# Assigned task:
In the copy, keep every line below as it is and leave out the pictures.

# Records provided:
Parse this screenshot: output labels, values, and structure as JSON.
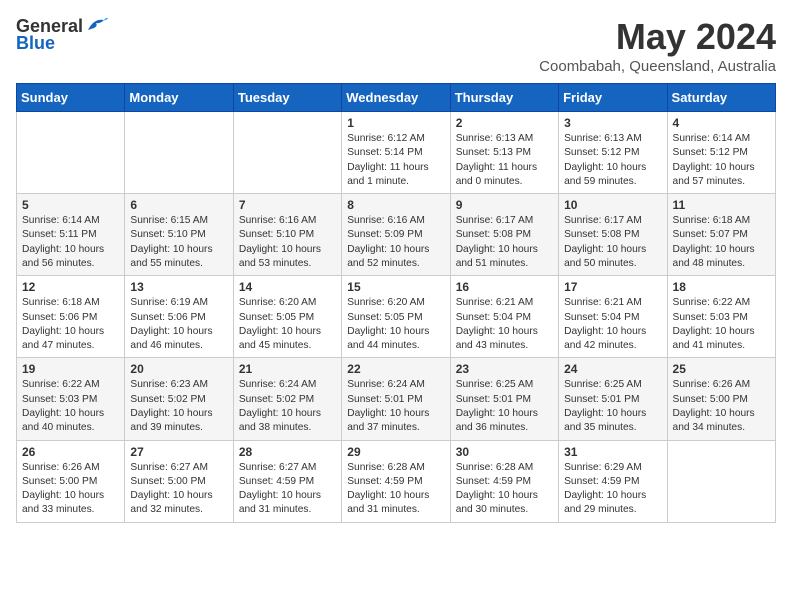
{
  "header": {
    "logo_general": "General",
    "logo_blue": "Blue",
    "month_title": "May 2024",
    "subtitle": "Coombabah, Queensland, Australia"
  },
  "days_of_week": [
    "Sunday",
    "Monday",
    "Tuesday",
    "Wednesday",
    "Thursday",
    "Friday",
    "Saturday"
  ],
  "weeks": [
    [
      {
        "day": "",
        "info": ""
      },
      {
        "day": "",
        "info": ""
      },
      {
        "day": "",
        "info": ""
      },
      {
        "day": "1",
        "info": "Sunrise: 6:12 AM\nSunset: 5:14 PM\nDaylight: 11 hours\nand 1 minute."
      },
      {
        "day": "2",
        "info": "Sunrise: 6:13 AM\nSunset: 5:13 PM\nDaylight: 11 hours\nand 0 minutes."
      },
      {
        "day": "3",
        "info": "Sunrise: 6:13 AM\nSunset: 5:12 PM\nDaylight: 10 hours\nand 59 minutes."
      },
      {
        "day": "4",
        "info": "Sunrise: 6:14 AM\nSunset: 5:12 PM\nDaylight: 10 hours\nand 57 minutes."
      }
    ],
    [
      {
        "day": "5",
        "info": "Sunrise: 6:14 AM\nSunset: 5:11 PM\nDaylight: 10 hours\nand 56 minutes."
      },
      {
        "day": "6",
        "info": "Sunrise: 6:15 AM\nSunset: 5:10 PM\nDaylight: 10 hours\nand 55 minutes."
      },
      {
        "day": "7",
        "info": "Sunrise: 6:16 AM\nSunset: 5:10 PM\nDaylight: 10 hours\nand 53 minutes."
      },
      {
        "day": "8",
        "info": "Sunrise: 6:16 AM\nSunset: 5:09 PM\nDaylight: 10 hours\nand 52 minutes."
      },
      {
        "day": "9",
        "info": "Sunrise: 6:17 AM\nSunset: 5:08 PM\nDaylight: 10 hours\nand 51 minutes."
      },
      {
        "day": "10",
        "info": "Sunrise: 6:17 AM\nSunset: 5:08 PM\nDaylight: 10 hours\nand 50 minutes."
      },
      {
        "day": "11",
        "info": "Sunrise: 6:18 AM\nSunset: 5:07 PM\nDaylight: 10 hours\nand 48 minutes."
      }
    ],
    [
      {
        "day": "12",
        "info": "Sunrise: 6:18 AM\nSunset: 5:06 PM\nDaylight: 10 hours\nand 47 minutes."
      },
      {
        "day": "13",
        "info": "Sunrise: 6:19 AM\nSunset: 5:06 PM\nDaylight: 10 hours\nand 46 minutes."
      },
      {
        "day": "14",
        "info": "Sunrise: 6:20 AM\nSunset: 5:05 PM\nDaylight: 10 hours\nand 45 minutes."
      },
      {
        "day": "15",
        "info": "Sunrise: 6:20 AM\nSunset: 5:05 PM\nDaylight: 10 hours\nand 44 minutes."
      },
      {
        "day": "16",
        "info": "Sunrise: 6:21 AM\nSunset: 5:04 PM\nDaylight: 10 hours\nand 43 minutes."
      },
      {
        "day": "17",
        "info": "Sunrise: 6:21 AM\nSunset: 5:04 PM\nDaylight: 10 hours\nand 42 minutes."
      },
      {
        "day": "18",
        "info": "Sunrise: 6:22 AM\nSunset: 5:03 PM\nDaylight: 10 hours\nand 41 minutes."
      }
    ],
    [
      {
        "day": "19",
        "info": "Sunrise: 6:22 AM\nSunset: 5:03 PM\nDaylight: 10 hours\nand 40 minutes."
      },
      {
        "day": "20",
        "info": "Sunrise: 6:23 AM\nSunset: 5:02 PM\nDaylight: 10 hours\nand 39 minutes."
      },
      {
        "day": "21",
        "info": "Sunrise: 6:24 AM\nSunset: 5:02 PM\nDaylight: 10 hours\nand 38 minutes."
      },
      {
        "day": "22",
        "info": "Sunrise: 6:24 AM\nSunset: 5:01 PM\nDaylight: 10 hours\nand 37 minutes."
      },
      {
        "day": "23",
        "info": "Sunrise: 6:25 AM\nSunset: 5:01 PM\nDaylight: 10 hours\nand 36 minutes."
      },
      {
        "day": "24",
        "info": "Sunrise: 6:25 AM\nSunset: 5:01 PM\nDaylight: 10 hours\nand 35 minutes."
      },
      {
        "day": "25",
        "info": "Sunrise: 6:26 AM\nSunset: 5:00 PM\nDaylight: 10 hours\nand 34 minutes."
      }
    ],
    [
      {
        "day": "26",
        "info": "Sunrise: 6:26 AM\nSunset: 5:00 PM\nDaylight: 10 hours\nand 33 minutes."
      },
      {
        "day": "27",
        "info": "Sunrise: 6:27 AM\nSunset: 5:00 PM\nDaylight: 10 hours\nand 32 minutes."
      },
      {
        "day": "28",
        "info": "Sunrise: 6:27 AM\nSunset: 4:59 PM\nDaylight: 10 hours\nand 31 minutes."
      },
      {
        "day": "29",
        "info": "Sunrise: 6:28 AM\nSunset: 4:59 PM\nDaylight: 10 hours\nand 31 minutes."
      },
      {
        "day": "30",
        "info": "Sunrise: 6:28 AM\nSunset: 4:59 PM\nDaylight: 10 hours\nand 30 minutes."
      },
      {
        "day": "31",
        "info": "Sunrise: 6:29 AM\nSunset: 4:59 PM\nDaylight: 10 hours\nand 29 minutes."
      },
      {
        "day": "",
        "info": ""
      }
    ]
  ]
}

# Problem solution:
Parse this screenshot: output labels, values, and structure as JSON.
{
  "header": {
    "logo_general": "General",
    "logo_blue": "Blue",
    "month_title": "May 2024",
    "subtitle": "Coombabah, Queensland, Australia"
  },
  "days_of_week": [
    "Sunday",
    "Monday",
    "Tuesday",
    "Wednesday",
    "Thursday",
    "Friday",
    "Saturday"
  ],
  "weeks": [
    [
      {
        "day": "",
        "info": ""
      },
      {
        "day": "",
        "info": ""
      },
      {
        "day": "",
        "info": ""
      },
      {
        "day": "1",
        "info": "Sunrise: 6:12 AM\nSunset: 5:14 PM\nDaylight: 11 hours\nand 1 minute."
      },
      {
        "day": "2",
        "info": "Sunrise: 6:13 AM\nSunset: 5:13 PM\nDaylight: 11 hours\nand 0 minutes."
      },
      {
        "day": "3",
        "info": "Sunrise: 6:13 AM\nSunset: 5:12 PM\nDaylight: 10 hours\nand 59 minutes."
      },
      {
        "day": "4",
        "info": "Sunrise: 6:14 AM\nSunset: 5:12 PM\nDaylight: 10 hours\nand 57 minutes."
      }
    ],
    [
      {
        "day": "5",
        "info": "Sunrise: 6:14 AM\nSunset: 5:11 PM\nDaylight: 10 hours\nand 56 minutes."
      },
      {
        "day": "6",
        "info": "Sunrise: 6:15 AM\nSunset: 5:10 PM\nDaylight: 10 hours\nand 55 minutes."
      },
      {
        "day": "7",
        "info": "Sunrise: 6:16 AM\nSunset: 5:10 PM\nDaylight: 10 hours\nand 53 minutes."
      },
      {
        "day": "8",
        "info": "Sunrise: 6:16 AM\nSunset: 5:09 PM\nDaylight: 10 hours\nand 52 minutes."
      },
      {
        "day": "9",
        "info": "Sunrise: 6:17 AM\nSunset: 5:08 PM\nDaylight: 10 hours\nand 51 minutes."
      },
      {
        "day": "10",
        "info": "Sunrise: 6:17 AM\nSunset: 5:08 PM\nDaylight: 10 hours\nand 50 minutes."
      },
      {
        "day": "11",
        "info": "Sunrise: 6:18 AM\nSunset: 5:07 PM\nDaylight: 10 hours\nand 48 minutes."
      }
    ],
    [
      {
        "day": "12",
        "info": "Sunrise: 6:18 AM\nSunset: 5:06 PM\nDaylight: 10 hours\nand 47 minutes."
      },
      {
        "day": "13",
        "info": "Sunrise: 6:19 AM\nSunset: 5:06 PM\nDaylight: 10 hours\nand 46 minutes."
      },
      {
        "day": "14",
        "info": "Sunrise: 6:20 AM\nSunset: 5:05 PM\nDaylight: 10 hours\nand 45 minutes."
      },
      {
        "day": "15",
        "info": "Sunrise: 6:20 AM\nSunset: 5:05 PM\nDaylight: 10 hours\nand 44 minutes."
      },
      {
        "day": "16",
        "info": "Sunrise: 6:21 AM\nSunset: 5:04 PM\nDaylight: 10 hours\nand 43 minutes."
      },
      {
        "day": "17",
        "info": "Sunrise: 6:21 AM\nSunset: 5:04 PM\nDaylight: 10 hours\nand 42 minutes."
      },
      {
        "day": "18",
        "info": "Sunrise: 6:22 AM\nSunset: 5:03 PM\nDaylight: 10 hours\nand 41 minutes."
      }
    ],
    [
      {
        "day": "19",
        "info": "Sunrise: 6:22 AM\nSunset: 5:03 PM\nDaylight: 10 hours\nand 40 minutes."
      },
      {
        "day": "20",
        "info": "Sunrise: 6:23 AM\nSunset: 5:02 PM\nDaylight: 10 hours\nand 39 minutes."
      },
      {
        "day": "21",
        "info": "Sunrise: 6:24 AM\nSunset: 5:02 PM\nDaylight: 10 hours\nand 38 minutes."
      },
      {
        "day": "22",
        "info": "Sunrise: 6:24 AM\nSunset: 5:01 PM\nDaylight: 10 hours\nand 37 minutes."
      },
      {
        "day": "23",
        "info": "Sunrise: 6:25 AM\nSunset: 5:01 PM\nDaylight: 10 hours\nand 36 minutes."
      },
      {
        "day": "24",
        "info": "Sunrise: 6:25 AM\nSunset: 5:01 PM\nDaylight: 10 hours\nand 35 minutes."
      },
      {
        "day": "25",
        "info": "Sunrise: 6:26 AM\nSunset: 5:00 PM\nDaylight: 10 hours\nand 34 minutes."
      }
    ],
    [
      {
        "day": "26",
        "info": "Sunrise: 6:26 AM\nSunset: 5:00 PM\nDaylight: 10 hours\nand 33 minutes."
      },
      {
        "day": "27",
        "info": "Sunrise: 6:27 AM\nSunset: 5:00 PM\nDaylight: 10 hours\nand 32 minutes."
      },
      {
        "day": "28",
        "info": "Sunrise: 6:27 AM\nSunset: 4:59 PM\nDaylight: 10 hours\nand 31 minutes."
      },
      {
        "day": "29",
        "info": "Sunrise: 6:28 AM\nSunset: 4:59 PM\nDaylight: 10 hours\nand 31 minutes."
      },
      {
        "day": "30",
        "info": "Sunrise: 6:28 AM\nSunset: 4:59 PM\nDaylight: 10 hours\nand 30 minutes."
      },
      {
        "day": "31",
        "info": "Sunrise: 6:29 AM\nSunset: 4:59 PM\nDaylight: 10 hours\nand 29 minutes."
      },
      {
        "day": "",
        "info": ""
      }
    ]
  ]
}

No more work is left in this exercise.